▶ WORK ORDER:
Repeat the whole listing exactly as written.
* * * *
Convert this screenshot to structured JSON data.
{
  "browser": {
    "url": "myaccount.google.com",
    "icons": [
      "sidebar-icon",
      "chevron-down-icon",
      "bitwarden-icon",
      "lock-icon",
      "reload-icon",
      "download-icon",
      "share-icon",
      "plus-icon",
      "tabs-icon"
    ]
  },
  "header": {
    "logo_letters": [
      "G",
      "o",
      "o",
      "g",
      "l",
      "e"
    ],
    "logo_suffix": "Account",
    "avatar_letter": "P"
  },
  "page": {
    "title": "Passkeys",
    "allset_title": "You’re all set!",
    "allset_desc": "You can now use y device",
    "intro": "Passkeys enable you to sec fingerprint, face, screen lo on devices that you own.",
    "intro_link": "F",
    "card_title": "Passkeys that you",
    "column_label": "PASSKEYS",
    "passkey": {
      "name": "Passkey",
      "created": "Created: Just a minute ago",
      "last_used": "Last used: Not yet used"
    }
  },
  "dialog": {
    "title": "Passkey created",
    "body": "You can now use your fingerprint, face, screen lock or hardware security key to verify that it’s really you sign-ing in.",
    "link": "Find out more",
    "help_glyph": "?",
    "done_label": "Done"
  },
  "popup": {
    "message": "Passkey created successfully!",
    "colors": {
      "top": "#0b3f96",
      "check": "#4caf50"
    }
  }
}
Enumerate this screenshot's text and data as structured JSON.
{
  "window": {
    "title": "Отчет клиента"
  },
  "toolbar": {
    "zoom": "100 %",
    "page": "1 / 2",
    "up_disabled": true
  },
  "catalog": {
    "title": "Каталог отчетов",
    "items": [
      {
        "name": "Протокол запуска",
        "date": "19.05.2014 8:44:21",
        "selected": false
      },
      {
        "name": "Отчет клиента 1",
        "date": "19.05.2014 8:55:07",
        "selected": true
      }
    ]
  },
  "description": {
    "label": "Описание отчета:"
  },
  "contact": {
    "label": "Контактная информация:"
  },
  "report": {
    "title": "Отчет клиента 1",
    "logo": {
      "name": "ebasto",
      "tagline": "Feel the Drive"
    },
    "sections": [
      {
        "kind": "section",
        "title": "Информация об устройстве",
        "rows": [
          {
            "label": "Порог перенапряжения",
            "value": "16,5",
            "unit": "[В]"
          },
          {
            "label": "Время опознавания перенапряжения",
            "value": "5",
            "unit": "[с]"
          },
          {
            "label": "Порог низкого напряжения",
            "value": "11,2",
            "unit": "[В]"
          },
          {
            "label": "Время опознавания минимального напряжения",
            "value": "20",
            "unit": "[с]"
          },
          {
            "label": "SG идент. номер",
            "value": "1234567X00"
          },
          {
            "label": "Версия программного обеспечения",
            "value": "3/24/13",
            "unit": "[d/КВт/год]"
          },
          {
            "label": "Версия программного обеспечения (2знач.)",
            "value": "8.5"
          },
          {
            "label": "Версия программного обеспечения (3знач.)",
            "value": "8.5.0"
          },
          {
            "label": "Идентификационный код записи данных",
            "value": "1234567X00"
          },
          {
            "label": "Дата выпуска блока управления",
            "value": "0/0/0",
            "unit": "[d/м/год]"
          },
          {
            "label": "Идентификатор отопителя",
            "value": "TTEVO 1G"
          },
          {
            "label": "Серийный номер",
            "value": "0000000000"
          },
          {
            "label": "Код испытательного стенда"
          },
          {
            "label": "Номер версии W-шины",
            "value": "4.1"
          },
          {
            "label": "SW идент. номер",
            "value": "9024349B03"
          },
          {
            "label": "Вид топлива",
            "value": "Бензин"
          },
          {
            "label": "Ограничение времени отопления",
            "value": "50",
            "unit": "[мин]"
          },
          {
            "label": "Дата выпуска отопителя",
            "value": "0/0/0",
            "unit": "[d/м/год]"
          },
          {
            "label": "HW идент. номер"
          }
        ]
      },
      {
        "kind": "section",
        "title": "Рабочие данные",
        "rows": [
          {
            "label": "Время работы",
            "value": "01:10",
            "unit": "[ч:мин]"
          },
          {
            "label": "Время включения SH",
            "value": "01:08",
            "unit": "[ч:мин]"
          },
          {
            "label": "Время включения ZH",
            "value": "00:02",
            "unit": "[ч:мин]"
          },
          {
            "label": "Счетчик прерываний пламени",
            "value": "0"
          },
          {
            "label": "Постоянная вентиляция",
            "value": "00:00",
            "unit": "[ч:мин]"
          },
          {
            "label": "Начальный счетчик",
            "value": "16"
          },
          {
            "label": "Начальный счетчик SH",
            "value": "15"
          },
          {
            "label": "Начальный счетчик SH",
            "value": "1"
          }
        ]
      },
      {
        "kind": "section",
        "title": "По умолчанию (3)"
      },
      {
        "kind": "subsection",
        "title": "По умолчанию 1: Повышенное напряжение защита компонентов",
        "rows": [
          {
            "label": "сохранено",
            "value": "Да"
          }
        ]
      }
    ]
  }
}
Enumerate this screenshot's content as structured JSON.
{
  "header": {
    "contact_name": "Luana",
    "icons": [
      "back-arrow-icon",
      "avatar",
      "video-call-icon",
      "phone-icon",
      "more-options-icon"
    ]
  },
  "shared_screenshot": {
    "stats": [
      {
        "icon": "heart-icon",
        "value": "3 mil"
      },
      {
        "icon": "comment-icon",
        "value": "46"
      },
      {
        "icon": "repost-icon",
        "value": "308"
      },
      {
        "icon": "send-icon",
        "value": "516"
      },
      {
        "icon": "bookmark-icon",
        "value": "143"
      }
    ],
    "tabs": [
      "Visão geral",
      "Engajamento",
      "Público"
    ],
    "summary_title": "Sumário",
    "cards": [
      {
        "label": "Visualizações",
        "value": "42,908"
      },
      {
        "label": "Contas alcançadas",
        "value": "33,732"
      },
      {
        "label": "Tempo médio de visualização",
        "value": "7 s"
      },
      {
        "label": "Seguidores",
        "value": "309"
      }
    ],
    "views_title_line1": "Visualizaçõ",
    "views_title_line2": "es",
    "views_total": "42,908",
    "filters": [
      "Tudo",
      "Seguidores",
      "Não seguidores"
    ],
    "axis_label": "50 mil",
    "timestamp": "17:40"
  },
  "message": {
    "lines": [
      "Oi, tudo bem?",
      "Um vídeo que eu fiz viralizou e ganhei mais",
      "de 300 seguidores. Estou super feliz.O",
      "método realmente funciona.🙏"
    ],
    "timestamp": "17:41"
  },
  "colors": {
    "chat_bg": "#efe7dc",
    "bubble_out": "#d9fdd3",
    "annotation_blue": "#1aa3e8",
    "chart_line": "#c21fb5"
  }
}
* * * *
▶ RESPONSE TO THE TASK:
Convert this screenshot to structured JSON data.
{
  "browser": {
    "url": "myaccount.google.com",
    "icons": [
      "sidebar-icon",
      "chevron-down-icon",
      "bitwarden-icon",
      "lock-icon",
      "reload-icon",
      "download-icon",
      "share-icon",
      "plus-icon",
      "tabs-icon"
    ]
  },
  "header": {
    "logo_letters": [
      "G",
      "o",
      "o",
      "g",
      "l",
      "e"
    ],
    "logo_suffix": "Account",
    "avatar_letter": "P"
  },
  "page": {
    "title": "Passkeys",
    "allset_title": "You’re all set!",
    "allset_desc": "You can now use y device",
    "intro": "Passkeys enable you to sec fingerprint, face, screen lo on devices that you own.",
    "intro_link": "F",
    "card_title": "Passkeys that you",
    "column_label": "PASSKEYS",
    "passkey": {
      "name": "Passkey",
      "created": "Created: Just a minute ago",
      "last_used": "Last used: Not yet used"
    }
  },
  "dialog": {
    "title": "Passkey created",
    "body": "You can now use your fingerprint, face, screen lock or hardware security key to verify that it’s really you sign-ing in.",
    "link": "Find out more",
    "help_glyph": "?",
    "done_label": "Done"
  },
  "popup": {
    "message": "Passkey created successfully!",
    "colors": {
      "top": "#0b3f96",
      "check": "#4caf50"
    }
  }
}
Enumerate this screenshot's text and data as structured JSON.
{
  "window": {
    "title": "Отчет клиента"
  },
  "toolbar": {
    "zoom": "100 %",
    "page": "1 / 2",
    "up_disabled": true
  },
  "catalog": {
    "title": "Каталог отчетов",
    "items": [
      {
        "name": "Протокол запуска",
        "date": "19.05.2014 8:44:21",
        "selected": false
      },
      {
        "name": "Отчет клиента 1",
        "date": "19.05.2014 8:55:07",
        "selected": true
      }
    ]
  },
  "description": {
    "label": "Описание отчета:"
  },
  "contact": {
    "label": "Контактная информация:"
  },
  "report": {
    "title": "Отчет клиента 1",
    "logo": {
      "name": "ebasto",
      "tagline": "Feel the Drive"
    },
    "sections": [
      {
        "kind": "section",
        "title": "Информация об устройстве",
        "rows": [
          {
            "label": "Порог перенапряжения",
            "value": "16,5",
            "unit": "[В]"
          },
          {
            "label": "Время опознавания перенапряжения",
            "value": "5",
            "unit": "[с]"
          },
          {
            "label": "Порог низкого напряжения",
            "value": "11,2",
            "unit": "[В]"
          },
          {
            "label": "Время опознавания минимального напряжения",
            "value": "20",
            "unit": "[с]"
          },
          {
            "label": "SG идент. номер",
            "value": "1234567X00"
          },
          {
            "label": "Версия программного обеспечения",
            "value": "3/24/13",
            "unit": "[d/КВт/год]"
          },
          {
            "label": "Версия программного обеспечения (2знач.)",
            "value": "8.5"
          },
          {
            "label": "Версия программного обеспечения (3знач.)",
            "value": "8.5.0"
          },
          {
            "label": "Идентификационный код записи данных",
            "value": "1234567X00"
          },
          {
            "label": "Дата выпуска блока управления",
            "value": "0/0/0",
            "unit": "[d/м/год]"
          },
          {
            "label": "Идентификатор отопителя",
            "value": "TTEVO 1G"
          },
          {
            "label": "Серийный номер",
            "value": "0000000000"
          },
          {
            "label": "Код испытательного стенда"
          },
          {
            "label": "Номер версии W-шины",
            "value": "4.1"
          },
          {
            "label": "SW идент. номер",
            "value": "9024349B03"
          },
          {
            "label": "Вид топлива",
            "value": "Бензин"
          },
          {
            "label": "Ограничение времени отопления",
            "value": "50",
            "unit": "[мин]"
          },
          {
            "label": "Дата выпуска отопителя",
            "value": "0/0/0",
            "unit": "[d/м/год]"
          },
          {
            "label": "HW идент. номер"
          }
        ]
      },
      {
        "kind": "section",
        "title": "Рабочие данные",
        "rows": [
          {
            "label": "Время работы",
            "value": "01:10",
            "unit": "[ч:мин]"
          },
          {
            "label": "Время включения SH",
            "value": "01:08",
            "unit": "[ч:мин]"
          },
          {
            "label": "Время включения ZH",
            "value": "00:02",
            "unit": "[ч:мин]"
          },
          {
            "label": "Счетчик прерываний пламени",
            "value": "0"
          },
          {
            "label": "Постоянная вентиляция",
            "value": "00:00",
            "unit": "[ч:мин]"
          },
          {
            "label": "Начальный счетчик",
            "value": "16"
          },
          {
            "label": "Начальный счетчик SH",
            "value": "15"
          },
          {
            "label": "Начальный счетчик SH",
            "value": "1"
          }
        ]
      },
      {
        "kind": "section",
        "title": "По умолчанию (3)"
      },
      {
        "kind": "subsection",
        "title": "По умолчанию 1: Повышенное напряжение защита компонентов",
        "rows": [
          {
            "label": "сохранено",
            "value": "Да"
          }
        ]
      }
    ]
  }
}
Enumerate this screenshot's content as structured JSON.
{
  "header": {
    "contact_name": "Luana",
    "icons": [
      "back-arrow-icon",
      "avatar",
      "video-call-icon",
      "phone-icon",
      "more-options-icon"
    ]
  },
  "shared_screenshot": {
    "stats": [
      {
        "icon": "heart-icon",
        "value": "3 mil"
      },
      {
        "icon": "comment-icon",
        "value": "46"
      },
      {
        "icon": "repost-icon",
        "value": "308"
      },
      {
        "icon": "send-icon",
        "value": "516"
      },
      {
        "icon": "bookmark-icon",
        "value": "143"
      }
    ],
    "tabs": [
      "Visão geral",
      "Engajamento",
      "Público"
    ],
    "summary_title": "Sumário",
    "cards": [
      {
        "label": "Visualizações",
        "value": "42,908"
      },
      {
        "label": "Contas alcançadas",
        "value": "33,732"
      },
      {
        "label": "Tempo médio de visualização",
        "value": "7 s"
      },
      {
        "label": "Seguidores",
        "value": "309"
      }
    ],
    "views_title_line1": "Visualizaçõ",
    "views_title_line2": "es",
    "views_total": "42,908",
    "filters": [
      "Tudo",
      "Seguidores",
      "Não seguidores"
    ],
    "axis_label": "50 mil",
    "timestamp": "17:40"
  },
  "message": {
    "lines": [
      "Oi, tudo bem?",
      "Um vídeo que eu fiz viralizou e ganhei mais",
      "de 300 seguidores. Estou super feliz.O",
      "método realmente funciona.🙏"
    ],
    "timestamp": "17:41"
  },
  "colors": {
    "chat_bg": "#efe7dc",
    "bubble_out": "#d9fdd3",
    "annotation_blue": "#1aa3e8",
    "chart_line": "#c21fb5"
  }
}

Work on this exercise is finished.